### TASK DIRECTIONS
Pictures aside, write out every record exactly as it appears.

### DATA IN THIS EXERCISE
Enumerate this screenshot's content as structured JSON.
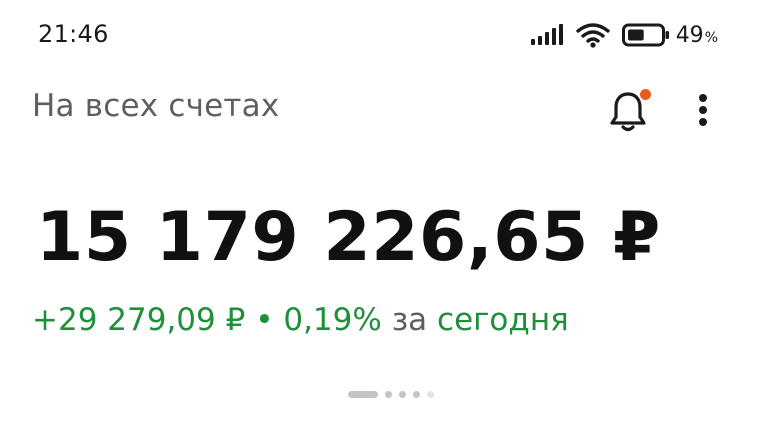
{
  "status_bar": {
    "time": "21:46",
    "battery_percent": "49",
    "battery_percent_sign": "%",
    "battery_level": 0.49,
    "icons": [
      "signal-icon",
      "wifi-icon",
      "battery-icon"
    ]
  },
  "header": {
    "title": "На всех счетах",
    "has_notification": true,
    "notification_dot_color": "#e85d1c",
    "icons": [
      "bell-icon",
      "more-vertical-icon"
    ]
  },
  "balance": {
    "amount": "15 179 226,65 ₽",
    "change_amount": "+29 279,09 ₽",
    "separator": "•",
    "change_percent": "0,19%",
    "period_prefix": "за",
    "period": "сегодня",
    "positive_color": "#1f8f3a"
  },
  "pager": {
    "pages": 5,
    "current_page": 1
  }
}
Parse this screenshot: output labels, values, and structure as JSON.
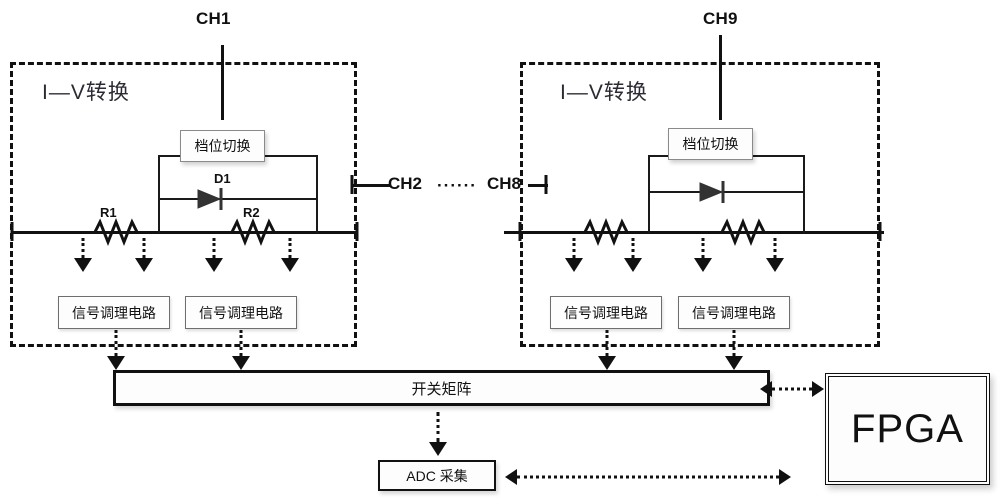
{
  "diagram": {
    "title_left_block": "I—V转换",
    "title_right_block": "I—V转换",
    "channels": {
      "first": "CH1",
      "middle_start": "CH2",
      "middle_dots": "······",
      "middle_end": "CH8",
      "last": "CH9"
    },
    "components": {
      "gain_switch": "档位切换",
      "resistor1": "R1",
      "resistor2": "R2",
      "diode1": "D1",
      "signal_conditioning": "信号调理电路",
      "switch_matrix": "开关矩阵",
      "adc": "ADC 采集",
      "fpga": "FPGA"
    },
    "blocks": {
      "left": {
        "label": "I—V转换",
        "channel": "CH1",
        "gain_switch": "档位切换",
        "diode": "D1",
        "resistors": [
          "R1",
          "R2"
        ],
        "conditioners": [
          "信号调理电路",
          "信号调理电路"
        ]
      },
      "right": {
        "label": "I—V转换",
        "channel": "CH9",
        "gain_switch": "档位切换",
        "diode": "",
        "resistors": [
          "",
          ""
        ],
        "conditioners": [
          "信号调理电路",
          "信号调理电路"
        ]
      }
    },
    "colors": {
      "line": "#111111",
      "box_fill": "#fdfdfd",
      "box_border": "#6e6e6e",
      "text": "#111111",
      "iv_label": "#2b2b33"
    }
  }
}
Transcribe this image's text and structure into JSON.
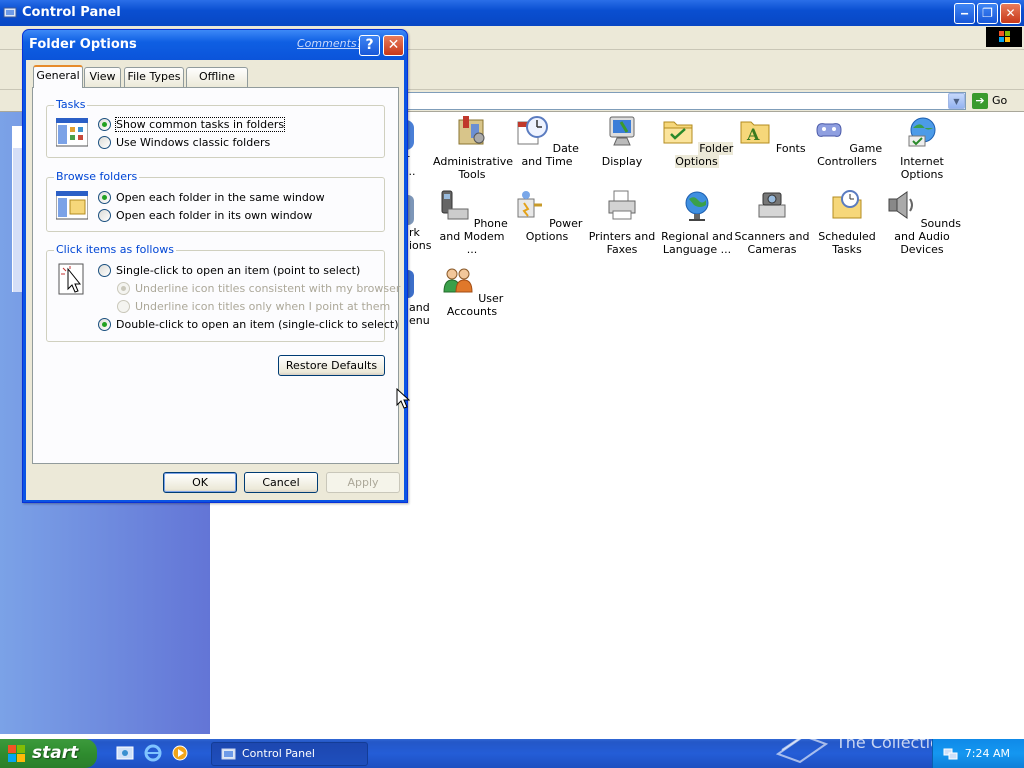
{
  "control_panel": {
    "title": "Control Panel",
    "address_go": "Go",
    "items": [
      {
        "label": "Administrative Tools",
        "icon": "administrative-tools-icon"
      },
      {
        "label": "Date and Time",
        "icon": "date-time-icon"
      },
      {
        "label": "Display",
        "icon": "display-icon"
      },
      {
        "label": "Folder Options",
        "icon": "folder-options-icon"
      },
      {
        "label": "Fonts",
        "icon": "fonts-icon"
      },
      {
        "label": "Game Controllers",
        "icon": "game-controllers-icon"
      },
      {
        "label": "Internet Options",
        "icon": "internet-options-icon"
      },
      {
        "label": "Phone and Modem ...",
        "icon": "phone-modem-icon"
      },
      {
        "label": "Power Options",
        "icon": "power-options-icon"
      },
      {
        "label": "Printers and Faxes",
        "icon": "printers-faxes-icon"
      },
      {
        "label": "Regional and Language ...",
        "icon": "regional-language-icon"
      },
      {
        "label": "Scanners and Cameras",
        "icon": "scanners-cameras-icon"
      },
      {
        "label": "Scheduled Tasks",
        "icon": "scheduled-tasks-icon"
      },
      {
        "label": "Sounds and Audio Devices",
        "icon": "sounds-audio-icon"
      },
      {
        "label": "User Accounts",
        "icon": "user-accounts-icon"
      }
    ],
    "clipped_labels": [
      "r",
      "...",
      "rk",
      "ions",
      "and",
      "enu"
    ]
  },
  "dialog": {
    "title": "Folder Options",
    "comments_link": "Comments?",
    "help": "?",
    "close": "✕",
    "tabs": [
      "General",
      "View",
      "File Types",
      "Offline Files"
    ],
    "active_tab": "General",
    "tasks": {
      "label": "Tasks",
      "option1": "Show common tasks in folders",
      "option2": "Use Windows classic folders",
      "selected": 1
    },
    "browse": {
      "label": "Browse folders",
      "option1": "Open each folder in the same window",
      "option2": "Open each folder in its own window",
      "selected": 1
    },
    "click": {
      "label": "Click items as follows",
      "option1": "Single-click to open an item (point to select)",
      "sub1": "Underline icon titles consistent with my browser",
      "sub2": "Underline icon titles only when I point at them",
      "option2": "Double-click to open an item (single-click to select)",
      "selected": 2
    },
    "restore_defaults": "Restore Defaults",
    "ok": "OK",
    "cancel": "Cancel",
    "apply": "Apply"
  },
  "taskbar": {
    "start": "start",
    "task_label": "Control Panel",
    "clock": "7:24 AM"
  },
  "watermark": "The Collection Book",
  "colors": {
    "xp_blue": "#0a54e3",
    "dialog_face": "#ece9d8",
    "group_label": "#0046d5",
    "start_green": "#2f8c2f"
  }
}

### ANSWER TO THIS EXERCISE
Enumerate this screenshot's content as structured JSON.
{
  "status_bar": {
    "time": "21:46",
    "battery_percent": "49",
    "battery_percent_sign": "%",
    "battery_level": 0.49,
    "icons": [
      "signal-icon",
      "wifi-icon",
      "battery-icon"
    ]
  },
  "header": {
    "title": "На всех счетах",
    "has_notification": true,
    "notification_dot_color": "#e85d1c",
    "icons": [
      "bell-icon",
      "more-vertical-icon"
    ]
  },
  "balance": {
    "amount": "15 179 226,65 ₽",
    "change_amount": "+29 279,09 ₽",
    "separator": "•",
    "change_percent": "0,19%",
    "period_prefix": "за",
    "period": "сегодня",
    "positive_color": "#1f8f3a"
  },
  "pager": {
    "pages": 5,
    "current_page": 1
  }
}
Parse this screenshot: output labels, values, and structure as JSON.
{
  "diagram": {
    "title_left_block": "I—V转换",
    "title_right_block": "I—V转换",
    "channels": {
      "first": "CH1",
      "middle_start": "CH2",
      "middle_dots": "······",
      "middle_end": "CH8",
      "last": "CH9"
    },
    "components": {
      "gain_switch": "档位切换",
      "resistor1": "R1",
      "resistor2": "R2",
      "diode1": "D1",
      "signal_conditioning": "信号调理电路",
      "switch_matrix": "开关矩阵",
      "adc": "ADC 采集",
      "fpga": "FPGA"
    },
    "blocks": {
      "left": {
        "label": "I—V转换",
        "channel": "CH1",
        "gain_switch": "档位切换",
        "diode": "D1",
        "resistors": [
          "R1",
          "R2"
        ],
        "conditioners": [
          "信号调理电路",
          "信号调理电路"
        ]
      },
      "right": {
        "label": "I—V转换",
        "channel": "CH9",
        "gain_switch": "档位切换",
        "diode": "",
        "resistors": [
          "",
          ""
        ],
        "conditioners": [
          "信号调理电路",
          "信号调理电路"
        ]
      }
    },
    "colors": {
      "line": "#111111",
      "box_fill": "#fdfdfd",
      "box_border": "#6e6e6e",
      "text": "#111111",
      "iv_label": "#2b2b33"
    }
  }
}
Transcribe this image's text and structure into JSON.
{
  "control_panel": {
    "title": "Control Panel",
    "address_go": "Go",
    "items": [
      {
        "label": "Administrative Tools",
        "icon": "administrative-tools-icon"
      },
      {
        "label": "Date and Time",
        "icon": "date-time-icon"
      },
      {
        "label": "Display",
        "icon": "display-icon"
      },
      {
        "label": "Folder Options",
        "icon": "folder-options-icon"
      },
      {
        "label": "Fonts",
        "icon": "fonts-icon"
      },
      {
        "label": "Game Controllers",
        "icon": "game-controllers-icon"
      },
      {
        "label": "Internet Options",
        "icon": "internet-options-icon"
      },
      {
        "label": "Phone and Modem ...",
        "icon": "phone-modem-icon"
      },
      {
        "label": "Power Options",
        "icon": "power-options-icon"
      },
      {
        "label": "Printers and Faxes",
        "icon": "printers-faxes-icon"
      },
      {
        "label": "Regional and Language ...",
        "icon": "regional-language-icon"
      },
      {
        "label": "Scanners and Cameras",
        "icon": "scanners-cameras-icon"
      },
      {
        "label": "Scheduled Tasks",
        "icon": "scheduled-tasks-icon"
      },
      {
        "label": "Sounds and Audio Devices",
        "icon": "sounds-audio-icon"
      },
      {
        "label": "User Accounts",
        "icon": "user-accounts-icon"
      }
    ],
    "clipped_labels": [
      "r",
      "...",
      "rk",
      "ions",
      "and",
      "enu"
    ]
  },
  "dialog": {
    "title": "Folder Options",
    "comments_link": "Comments?",
    "help": "?",
    "close": "✕",
    "tabs": [
      "General",
      "View",
      "File Types",
      "Offline Files"
    ],
    "active_tab": "General",
    "tasks": {
      "label": "Tasks",
      "option1": "Show common tasks in folders",
      "option2": "Use Windows classic folders",
      "selected": 1
    },
    "browse": {
      "label": "Browse folders",
      "option1": "Open each folder in the same window",
      "option2": "Open each folder in its own window",
      "selected": 1
    },
    "click": {
      "label": "Click items as follows",
      "option1": "Single-click to open an item (point to select)",
      "sub1": "Underline icon titles consistent with my browser",
      "sub2": "Underline icon titles only when I point at them",
      "option2": "Double-click to open an item (single-click to select)",
      "selected": 2
    },
    "restore_defaults": "Restore Defaults",
    "ok": "OK",
    "cancel": "Cancel",
    "apply": "Apply"
  },
  "taskbar": {
    "start": "start",
    "task_label": "Control Panel",
    "clock": "7:24 AM"
  },
  "watermark": "The Collection Book",
  "colors": {
    "xp_blue": "#0a54e3",
    "dialog_face": "#ece9d8",
    "group_label": "#0046d5",
    "start_green": "#2f8c2f"
  }
}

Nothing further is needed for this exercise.